→ Element data from apps and pages:
☆ ☆ ☆ ☆
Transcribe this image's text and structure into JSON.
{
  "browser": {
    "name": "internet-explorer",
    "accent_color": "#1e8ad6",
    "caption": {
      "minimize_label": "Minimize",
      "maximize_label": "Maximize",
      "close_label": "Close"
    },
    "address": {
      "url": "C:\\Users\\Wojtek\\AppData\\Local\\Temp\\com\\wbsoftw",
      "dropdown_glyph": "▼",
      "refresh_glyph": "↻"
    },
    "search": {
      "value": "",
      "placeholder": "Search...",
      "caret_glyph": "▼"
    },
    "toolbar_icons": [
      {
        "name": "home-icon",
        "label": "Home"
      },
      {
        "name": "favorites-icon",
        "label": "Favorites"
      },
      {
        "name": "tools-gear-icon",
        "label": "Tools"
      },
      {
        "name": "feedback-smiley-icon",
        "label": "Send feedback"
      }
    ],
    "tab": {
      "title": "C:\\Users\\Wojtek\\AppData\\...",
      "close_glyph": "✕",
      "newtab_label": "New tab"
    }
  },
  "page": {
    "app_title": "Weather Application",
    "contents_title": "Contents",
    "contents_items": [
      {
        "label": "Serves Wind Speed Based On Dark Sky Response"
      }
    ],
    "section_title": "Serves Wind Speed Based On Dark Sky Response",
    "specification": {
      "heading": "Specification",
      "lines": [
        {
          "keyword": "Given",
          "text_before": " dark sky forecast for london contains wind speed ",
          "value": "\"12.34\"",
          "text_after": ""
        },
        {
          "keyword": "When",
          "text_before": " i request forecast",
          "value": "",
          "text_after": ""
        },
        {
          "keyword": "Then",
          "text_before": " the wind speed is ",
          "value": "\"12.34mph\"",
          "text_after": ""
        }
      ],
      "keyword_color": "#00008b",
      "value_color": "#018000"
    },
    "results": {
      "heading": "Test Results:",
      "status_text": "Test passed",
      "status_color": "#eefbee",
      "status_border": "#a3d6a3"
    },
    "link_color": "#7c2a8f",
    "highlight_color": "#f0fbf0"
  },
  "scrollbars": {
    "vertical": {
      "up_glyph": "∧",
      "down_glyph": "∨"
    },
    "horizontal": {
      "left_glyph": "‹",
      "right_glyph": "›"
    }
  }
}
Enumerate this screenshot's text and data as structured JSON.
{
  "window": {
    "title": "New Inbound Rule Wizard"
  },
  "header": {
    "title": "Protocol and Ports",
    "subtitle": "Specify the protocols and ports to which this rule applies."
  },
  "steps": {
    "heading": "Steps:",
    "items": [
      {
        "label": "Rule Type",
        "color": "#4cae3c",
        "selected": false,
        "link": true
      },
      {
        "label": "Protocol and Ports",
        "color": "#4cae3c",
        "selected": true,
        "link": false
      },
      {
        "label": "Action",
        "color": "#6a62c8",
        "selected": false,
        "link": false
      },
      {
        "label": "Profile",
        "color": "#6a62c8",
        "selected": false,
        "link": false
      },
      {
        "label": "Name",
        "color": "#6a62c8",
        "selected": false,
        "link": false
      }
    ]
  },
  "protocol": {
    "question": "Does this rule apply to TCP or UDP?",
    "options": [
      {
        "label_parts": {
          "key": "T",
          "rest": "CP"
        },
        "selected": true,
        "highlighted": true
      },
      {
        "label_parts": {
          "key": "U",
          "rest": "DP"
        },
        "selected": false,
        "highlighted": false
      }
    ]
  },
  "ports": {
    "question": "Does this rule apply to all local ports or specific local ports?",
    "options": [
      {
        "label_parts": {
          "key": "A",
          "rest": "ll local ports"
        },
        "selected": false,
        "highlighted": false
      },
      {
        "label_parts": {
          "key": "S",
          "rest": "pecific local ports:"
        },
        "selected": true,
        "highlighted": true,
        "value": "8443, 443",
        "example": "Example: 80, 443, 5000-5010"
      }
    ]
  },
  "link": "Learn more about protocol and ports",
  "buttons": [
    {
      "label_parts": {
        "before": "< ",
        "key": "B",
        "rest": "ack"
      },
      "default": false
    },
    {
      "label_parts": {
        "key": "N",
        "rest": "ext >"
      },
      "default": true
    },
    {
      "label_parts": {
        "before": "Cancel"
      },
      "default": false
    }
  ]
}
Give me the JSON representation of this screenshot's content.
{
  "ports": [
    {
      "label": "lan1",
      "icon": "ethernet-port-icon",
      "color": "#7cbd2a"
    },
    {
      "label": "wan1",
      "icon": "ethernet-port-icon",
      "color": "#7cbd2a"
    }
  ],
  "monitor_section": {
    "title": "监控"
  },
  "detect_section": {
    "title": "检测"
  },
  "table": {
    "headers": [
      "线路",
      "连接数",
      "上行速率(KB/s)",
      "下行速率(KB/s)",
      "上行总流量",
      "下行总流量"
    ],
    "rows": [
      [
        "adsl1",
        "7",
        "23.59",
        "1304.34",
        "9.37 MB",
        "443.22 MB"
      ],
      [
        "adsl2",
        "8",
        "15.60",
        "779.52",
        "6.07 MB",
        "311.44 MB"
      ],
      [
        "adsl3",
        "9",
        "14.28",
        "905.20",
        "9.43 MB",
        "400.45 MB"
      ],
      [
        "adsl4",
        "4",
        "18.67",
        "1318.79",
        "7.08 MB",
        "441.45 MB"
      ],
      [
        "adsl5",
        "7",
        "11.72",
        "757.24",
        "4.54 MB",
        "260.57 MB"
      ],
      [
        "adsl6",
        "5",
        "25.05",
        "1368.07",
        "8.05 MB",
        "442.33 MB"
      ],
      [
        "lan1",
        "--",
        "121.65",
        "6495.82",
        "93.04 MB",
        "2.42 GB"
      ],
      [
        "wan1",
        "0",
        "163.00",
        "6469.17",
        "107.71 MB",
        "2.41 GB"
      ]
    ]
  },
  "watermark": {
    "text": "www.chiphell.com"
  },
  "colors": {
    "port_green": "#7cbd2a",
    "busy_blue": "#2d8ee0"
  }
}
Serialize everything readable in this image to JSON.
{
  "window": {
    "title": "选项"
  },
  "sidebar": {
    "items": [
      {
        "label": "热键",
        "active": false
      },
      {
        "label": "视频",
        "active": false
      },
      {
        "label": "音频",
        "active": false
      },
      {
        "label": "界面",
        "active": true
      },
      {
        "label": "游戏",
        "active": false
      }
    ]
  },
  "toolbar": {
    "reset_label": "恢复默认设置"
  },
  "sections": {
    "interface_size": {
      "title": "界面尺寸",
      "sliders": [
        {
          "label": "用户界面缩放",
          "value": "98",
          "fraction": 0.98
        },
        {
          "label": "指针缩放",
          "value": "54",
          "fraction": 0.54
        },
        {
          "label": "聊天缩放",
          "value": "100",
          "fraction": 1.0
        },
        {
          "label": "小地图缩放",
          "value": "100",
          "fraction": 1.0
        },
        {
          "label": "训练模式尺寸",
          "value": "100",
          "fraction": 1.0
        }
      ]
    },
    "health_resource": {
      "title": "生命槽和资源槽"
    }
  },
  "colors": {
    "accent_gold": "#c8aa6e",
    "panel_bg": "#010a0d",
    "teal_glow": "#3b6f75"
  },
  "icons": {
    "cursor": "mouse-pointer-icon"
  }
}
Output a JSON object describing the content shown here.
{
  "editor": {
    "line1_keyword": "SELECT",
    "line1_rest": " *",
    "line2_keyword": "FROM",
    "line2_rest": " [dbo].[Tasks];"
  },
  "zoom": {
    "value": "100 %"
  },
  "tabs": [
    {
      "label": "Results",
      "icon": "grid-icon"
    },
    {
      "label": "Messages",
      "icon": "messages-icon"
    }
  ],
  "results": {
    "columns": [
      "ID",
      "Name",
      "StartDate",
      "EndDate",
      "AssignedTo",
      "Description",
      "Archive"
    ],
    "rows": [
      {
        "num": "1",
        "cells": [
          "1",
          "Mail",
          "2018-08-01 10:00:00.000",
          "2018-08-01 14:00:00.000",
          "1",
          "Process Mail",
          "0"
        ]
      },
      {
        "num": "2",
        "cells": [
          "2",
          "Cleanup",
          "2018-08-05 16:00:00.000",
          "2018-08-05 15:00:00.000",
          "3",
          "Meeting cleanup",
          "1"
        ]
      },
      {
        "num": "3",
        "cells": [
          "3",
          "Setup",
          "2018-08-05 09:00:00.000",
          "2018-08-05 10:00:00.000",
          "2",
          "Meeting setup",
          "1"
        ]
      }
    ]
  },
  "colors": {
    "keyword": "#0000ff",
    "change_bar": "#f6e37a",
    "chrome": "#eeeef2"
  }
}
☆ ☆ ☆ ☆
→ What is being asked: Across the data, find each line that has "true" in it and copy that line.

→ Solution to this exercise:
        "link": true
        "selected": true,
        "selected": true,
        "highlighted": true
        "selected": true,
        "highlighted": true,
      "default": true
        "active": true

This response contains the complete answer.